- _Aim of the task_:
Extract the full set of records that follows, word for word.
━━━ Data to examine ━━━
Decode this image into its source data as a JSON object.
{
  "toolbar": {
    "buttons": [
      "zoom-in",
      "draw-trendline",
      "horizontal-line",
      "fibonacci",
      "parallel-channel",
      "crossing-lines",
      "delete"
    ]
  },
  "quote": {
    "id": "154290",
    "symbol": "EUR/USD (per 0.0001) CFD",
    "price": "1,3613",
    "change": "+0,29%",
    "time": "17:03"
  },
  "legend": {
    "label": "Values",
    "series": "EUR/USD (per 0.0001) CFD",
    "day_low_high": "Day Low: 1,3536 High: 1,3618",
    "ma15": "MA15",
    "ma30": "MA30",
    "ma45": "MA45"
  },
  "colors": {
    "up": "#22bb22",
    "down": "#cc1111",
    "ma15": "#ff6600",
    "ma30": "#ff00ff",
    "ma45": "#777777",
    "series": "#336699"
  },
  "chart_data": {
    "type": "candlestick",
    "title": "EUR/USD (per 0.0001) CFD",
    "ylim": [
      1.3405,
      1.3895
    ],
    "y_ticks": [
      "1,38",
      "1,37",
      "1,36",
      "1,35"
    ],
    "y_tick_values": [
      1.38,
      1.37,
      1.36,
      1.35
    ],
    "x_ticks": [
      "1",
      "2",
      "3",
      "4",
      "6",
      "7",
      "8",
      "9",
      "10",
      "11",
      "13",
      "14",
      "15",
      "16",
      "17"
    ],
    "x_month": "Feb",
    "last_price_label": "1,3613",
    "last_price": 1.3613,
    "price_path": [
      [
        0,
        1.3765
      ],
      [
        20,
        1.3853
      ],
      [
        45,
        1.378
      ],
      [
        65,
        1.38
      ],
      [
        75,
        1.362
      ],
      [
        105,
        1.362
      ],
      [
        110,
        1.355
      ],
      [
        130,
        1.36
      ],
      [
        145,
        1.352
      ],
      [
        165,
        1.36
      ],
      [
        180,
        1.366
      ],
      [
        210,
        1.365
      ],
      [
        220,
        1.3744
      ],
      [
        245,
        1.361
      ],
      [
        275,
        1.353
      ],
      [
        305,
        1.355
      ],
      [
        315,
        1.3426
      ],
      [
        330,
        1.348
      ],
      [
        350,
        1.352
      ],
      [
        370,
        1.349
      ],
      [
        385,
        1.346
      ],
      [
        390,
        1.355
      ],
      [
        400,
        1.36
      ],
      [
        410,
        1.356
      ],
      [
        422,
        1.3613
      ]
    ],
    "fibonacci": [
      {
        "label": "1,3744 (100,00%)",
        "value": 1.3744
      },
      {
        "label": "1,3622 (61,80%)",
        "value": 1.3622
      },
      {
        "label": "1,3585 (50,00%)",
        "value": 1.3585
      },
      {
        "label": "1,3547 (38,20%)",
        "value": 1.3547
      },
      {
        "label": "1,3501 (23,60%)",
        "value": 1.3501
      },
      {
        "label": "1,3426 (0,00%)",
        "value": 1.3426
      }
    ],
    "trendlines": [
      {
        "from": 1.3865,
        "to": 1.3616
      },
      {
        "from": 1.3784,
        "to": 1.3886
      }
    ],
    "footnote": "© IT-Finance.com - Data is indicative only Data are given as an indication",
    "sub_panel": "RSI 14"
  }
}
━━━
- _Solution for this exercise_:
Decode this image into its source data as a JSON object.
{
  "toolbar": {
    "buttons": [
      "zoom-in",
      "draw-trendline",
      "horizontal-line",
      "fibonacci",
      "parallel-channel",
      "crossing-lines",
      "delete"
    ]
  },
  "quote": {
    "id": "154290",
    "symbol": "EUR/USD (per 0.0001) CFD",
    "price": "1,3613",
    "change": "+0,29%",
    "time": "17:03"
  },
  "legend": {
    "label": "Values",
    "series": "EUR/USD (per 0.0001) CFD",
    "day_low_high": "Day Low: 1,3536 High: 1,3618",
    "ma15": "MA15",
    "ma30": "MA30",
    "ma45": "MA45"
  },
  "colors": {
    "up": "#22bb22",
    "down": "#cc1111",
    "ma15": "#ff6600",
    "ma30": "#ff00ff",
    "ma45": "#777777",
    "series": "#336699"
  },
  "chart_data": {
    "type": "candlestick",
    "title": "EUR/USD (per 0.0001) CFD",
    "ylim": [
      1.3405,
      1.3895
    ],
    "y_ticks": [
      "1,38",
      "1,37",
      "1,36",
      "1,35"
    ],
    "y_tick_values": [
      1.38,
      1.37,
      1.36,
      1.35
    ],
    "x_ticks": [
      "1",
      "2",
      "3",
      "4",
      "6",
      "7",
      "8",
      "9",
      "10",
      "11",
      "13",
      "14",
      "15",
      "16",
      "17"
    ],
    "x_month": "Feb",
    "last_price_label": "1,3613",
    "last_price": 1.3613,
    "price_path": [
      [
        0,
        1.3765
      ],
      [
        20,
        1.3853
      ],
      [
        45,
        1.378
      ],
      [
        65,
        1.38
      ],
      [
        75,
        1.362
      ],
      [
        105,
        1.362
      ],
      [
        110,
        1.355
      ],
      [
        130,
        1.36
      ],
      [
        145,
        1.352
      ],
      [
        165,
        1.36
      ],
      [
        180,
        1.366
      ],
      [
        210,
        1.365
      ],
      [
        220,
        1.3744
      ],
      [
        245,
        1.361
      ],
      [
        275,
        1.353
      ],
      [
        305,
        1.355
      ],
      [
        315,
        1.3426
      ],
      [
        330,
        1.348
      ],
      [
        350,
        1.352
      ],
      [
        370,
        1.349
      ],
      [
        385,
        1.346
      ],
      [
        390,
        1.355
      ],
      [
        400,
        1.36
      ],
      [
        410,
        1.356
      ],
      [
        422,
        1.3613
      ]
    ],
    "fibonacci": [
      {
        "label": "1,3744 (100,00%)",
        "value": 1.3744
      },
      {
        "label": "1,3622 (61,80%)",
        "value": 1.3622
      },
      {
        "label": "1,3585 (50,00%)",
        "value": 1.3585
      },
      {
        "label": "1,3547 (38,20%)",
        "value": 1.3547
      },
      {
        "label": "1,3501 (23,60%)",
        "value": 1.3501
      },
      {
        "label": "1,3426 (0,00%)",
        "value": 1.3426
      }
    ],
    "trendlines": [
      {
        "from": 1.3865,
        "to": 1.3616
      },
      {
        "from": 1.3784,
        "to": 1.3886
      }
    ],
    "footnote": "© IT-Finance.com - Data is indicative only Data are given as an indication",
    "sub_panel": "RSI 14"
  }
}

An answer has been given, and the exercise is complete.